[What the exercise asks]
Write out all the entries below without any change.

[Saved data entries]

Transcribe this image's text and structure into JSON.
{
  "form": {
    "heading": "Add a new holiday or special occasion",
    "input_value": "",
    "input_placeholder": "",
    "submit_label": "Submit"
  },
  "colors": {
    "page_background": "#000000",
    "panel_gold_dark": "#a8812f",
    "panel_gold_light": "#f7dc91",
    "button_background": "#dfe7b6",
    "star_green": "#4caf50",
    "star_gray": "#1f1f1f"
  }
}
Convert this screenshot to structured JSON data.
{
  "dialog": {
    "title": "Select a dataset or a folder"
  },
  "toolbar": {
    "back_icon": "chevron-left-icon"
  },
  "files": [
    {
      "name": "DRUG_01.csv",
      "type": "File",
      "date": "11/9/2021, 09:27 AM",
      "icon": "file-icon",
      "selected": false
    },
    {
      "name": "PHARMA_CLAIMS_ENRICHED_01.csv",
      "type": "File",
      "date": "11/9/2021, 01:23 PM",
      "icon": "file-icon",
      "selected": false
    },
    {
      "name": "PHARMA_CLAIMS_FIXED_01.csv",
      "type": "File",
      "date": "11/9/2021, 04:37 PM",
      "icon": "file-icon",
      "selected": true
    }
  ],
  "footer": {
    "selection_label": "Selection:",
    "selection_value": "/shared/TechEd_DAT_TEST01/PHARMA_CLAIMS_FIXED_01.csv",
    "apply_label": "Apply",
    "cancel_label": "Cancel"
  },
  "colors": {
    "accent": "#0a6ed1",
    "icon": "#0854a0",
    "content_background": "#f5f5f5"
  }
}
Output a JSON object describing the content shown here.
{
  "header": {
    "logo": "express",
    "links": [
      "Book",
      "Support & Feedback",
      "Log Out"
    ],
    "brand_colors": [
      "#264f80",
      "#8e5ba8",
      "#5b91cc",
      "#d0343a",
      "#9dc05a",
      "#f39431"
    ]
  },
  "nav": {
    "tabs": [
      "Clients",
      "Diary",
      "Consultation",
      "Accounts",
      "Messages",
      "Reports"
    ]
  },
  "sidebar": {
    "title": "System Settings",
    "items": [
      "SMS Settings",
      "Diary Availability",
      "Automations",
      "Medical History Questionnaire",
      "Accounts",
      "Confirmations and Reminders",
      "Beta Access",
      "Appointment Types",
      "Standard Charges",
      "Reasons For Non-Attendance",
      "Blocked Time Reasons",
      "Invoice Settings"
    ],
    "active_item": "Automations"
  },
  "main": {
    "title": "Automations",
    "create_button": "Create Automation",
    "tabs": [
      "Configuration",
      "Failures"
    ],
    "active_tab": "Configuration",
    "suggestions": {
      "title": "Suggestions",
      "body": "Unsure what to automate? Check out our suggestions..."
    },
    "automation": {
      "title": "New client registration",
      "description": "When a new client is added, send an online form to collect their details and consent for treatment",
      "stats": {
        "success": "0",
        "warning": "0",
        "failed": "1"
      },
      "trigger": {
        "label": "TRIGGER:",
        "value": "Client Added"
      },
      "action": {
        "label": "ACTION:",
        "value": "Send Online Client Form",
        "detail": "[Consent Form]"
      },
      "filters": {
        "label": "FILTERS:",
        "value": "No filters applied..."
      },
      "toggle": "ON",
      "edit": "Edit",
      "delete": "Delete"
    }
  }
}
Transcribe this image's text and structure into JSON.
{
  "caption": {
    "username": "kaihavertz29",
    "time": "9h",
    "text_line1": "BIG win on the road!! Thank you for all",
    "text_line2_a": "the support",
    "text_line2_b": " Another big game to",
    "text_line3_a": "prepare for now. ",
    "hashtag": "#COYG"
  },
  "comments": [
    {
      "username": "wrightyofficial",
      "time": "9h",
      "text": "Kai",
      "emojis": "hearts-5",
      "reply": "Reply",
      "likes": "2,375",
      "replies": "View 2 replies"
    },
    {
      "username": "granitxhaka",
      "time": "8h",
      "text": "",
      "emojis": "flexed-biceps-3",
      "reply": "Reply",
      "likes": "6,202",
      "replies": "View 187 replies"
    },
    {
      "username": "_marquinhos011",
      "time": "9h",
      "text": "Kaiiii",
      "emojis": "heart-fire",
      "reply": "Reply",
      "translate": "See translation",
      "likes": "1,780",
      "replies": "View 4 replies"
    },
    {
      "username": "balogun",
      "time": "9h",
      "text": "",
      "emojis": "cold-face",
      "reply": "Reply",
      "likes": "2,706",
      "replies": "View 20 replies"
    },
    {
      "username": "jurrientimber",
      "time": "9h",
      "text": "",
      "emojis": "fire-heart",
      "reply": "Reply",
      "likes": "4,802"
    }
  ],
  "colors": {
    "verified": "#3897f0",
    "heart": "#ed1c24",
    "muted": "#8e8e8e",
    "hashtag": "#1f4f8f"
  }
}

[Expected output]
Transcribe this image's text and structure into JSON.
{
  "form": {
    "heading": "Add a new holiday or special occasion",
    "input_value": "",
    "input_placeholder": "",
    "submit_label": "Submit"
  },
  "colors": {
    "page_background": "#000000",
    "panel_gold_dark": "#a8812f",
    "panel_gold_light": "#f7dc91",
    "button_background": "#dfe7b6",
    "star_green": "#4caf50",
    "star_gray": "#1f1f1f"
  }
}
Convert this screenshot to structured JSON data.
{
  "dialog": {
    "title": "Select a dataset or a folder"
  },
  "toolbar": {
    "back_icon": "chevron-left-icon"
  },
  "files": [
    {
      "name": "DRUG_01.csv",
      "type": "File",
      "date": "11/9/2021, 09:27 AM",
      "icon": "file-icon",
      "selected": false
    },
    {
      "name": "PHARMA_CLAIMS_ENRICHED_01.csv",
      "type": "File",
      "date": "11/9/2021, 01:23 PM",
      "icon": "file-icon",
      "selected": false
    },
    {
      "name": "PHARMA_CLAIMS_FIXED_01.csv",
      "type": "File",
      "date": "11/9/2021, 04:37 PM",
      "icon": "file-icon",
      "selected": true
    }
  ],
  "footer": {
    "selection_label": "Selection:",
    "selection_value": "/shared/TechEd_DAT_TEST01/PHARMA_CLAIMS_FIXED_01.csv",
    "apply_label": "Apply",
    "cancel_label": "Cancel"
  },
  "colors": {
    "accent": "#0a6ed1",
    "icon": "#0854a0",
    "content_background": "#f5f5f5"
  }
}
Output a JSON object describing the content shown here.
{
  "header": {
    "logo": "express",
    "links": [
      "Book",
      "Support & Feedback",
      "Log Out"
    ],
    "brand_colors": [
      "#264f80",
      "#8e5ba8",
      "#5b91cc",
      "#d0343a",
      "#9dc05a",
      "#f39431"
    ]
  },
  "nav": {
    "tabs": [
      "Clients",
      "Diary",
      "Consultation",
      "Accounts",
      "Messages",
      "Reports"
    ]
  },
  "sidebar": {
    "title": "System Settings",
    "items": [
      "SMS Settings",
      "Diary Availability",
      "Automations",
      "Medical History Questionnaire",
      "Accounts",
      "Confirmations and Reminders",
      "Beta Access",
      "Appointment Types",
      "Standard Charges",
      "Reasons For Non-Attendance",
      "Blocked Time Reasons",
      "Invoice Settings"
    ],
    "active_item": "Automations"
  },
  "main": {
    "title": "Automations",
    "create_button": "Create Automation",
    "tabs": [
      "Configuration",
      "Failures"
    ],
    "active_tab": "Configuration",
    "suggestions": {
      "title": "Suggestions",
      "body": "Unsure what to automate? Check out our suggestions..."
    },
    "automation": {
      "title": "New client registration",
      "description": "When a new client is added, send an online form to collect their details and consent for treatment",
      "stats": {
        "success": "0",
        "warning": "0",
        "failed": "1"
      },
      "trigger": {
        "label": "TRIGGER:",
        "value": "Client Added"
      },
      "action": {
        "label": "ACTION:",
        "value": "Send Online Client Form",
        "detail": "[Consent Form]"
      },
      "filters": {
        "label": "FILTERS:",
        "value": "No filters applied..."
      },
      "toggle": "ON",
      "edit": "Edit",
      "delete": "Delete"
    }
  }
}
Transcribe this image's text and structure into JSON.
{
  "caption": {
    "username": "kaihavertz29",
    "time": "9h",
    "text_line1": "BIG win on the road!! Thank you for all",
    "text_line2_a": "the support",
    "text_line2_b": " Another big game to",
    "text_line3_a": "prepare for now. ",
    "hashtag": "#COYG"
  },
  "comments": [
    {
      "username": "wrightyofficial",
      "time": "9h",
      "text": "Kai",
      "emojis": "hearts-5",
      "reply": "Reply",
      "likes": "2,375",
      "replies": "View 2 replies"
    },
    {
      "username": "granitxhaka",
      "time": "8h",
      "text": "",
      "emojis": "flexed-biceps-3",
      "reply": "Reply",
      "likes": "6,202",
      "replies": "View 187 replies"
    },
    {
      "username": "_marquinhos011",
      "time": "9h",
      "text": "Kaiiii",
      "emojis": "heart-fire",
      "reply": "Reply",
      "translate": "See translation",
      "likes": "1,780",
      "replies": "View 4 replies"
    },
    {
      "username": "balogun",
      "time": "9h",
      "text": "",
      "emojis": "cold-face",
      "reply": "Reply",
      "likes": "2,706",
      "replies": "View 20 replies"
    },
    {
      "username": "jurrientimber",
      "time": "9h",
      "text": "",
      "emojis": "fire-heart",
      "reply": "Reply",
      "likes": "4,802"
    }
  ],
  "colors": {
    "verified": "#3897f0",
    "heart": "#ed1c24",
    "muted": "#8e8e8e",
    "hashtag": "#1f4f8f"
  }
}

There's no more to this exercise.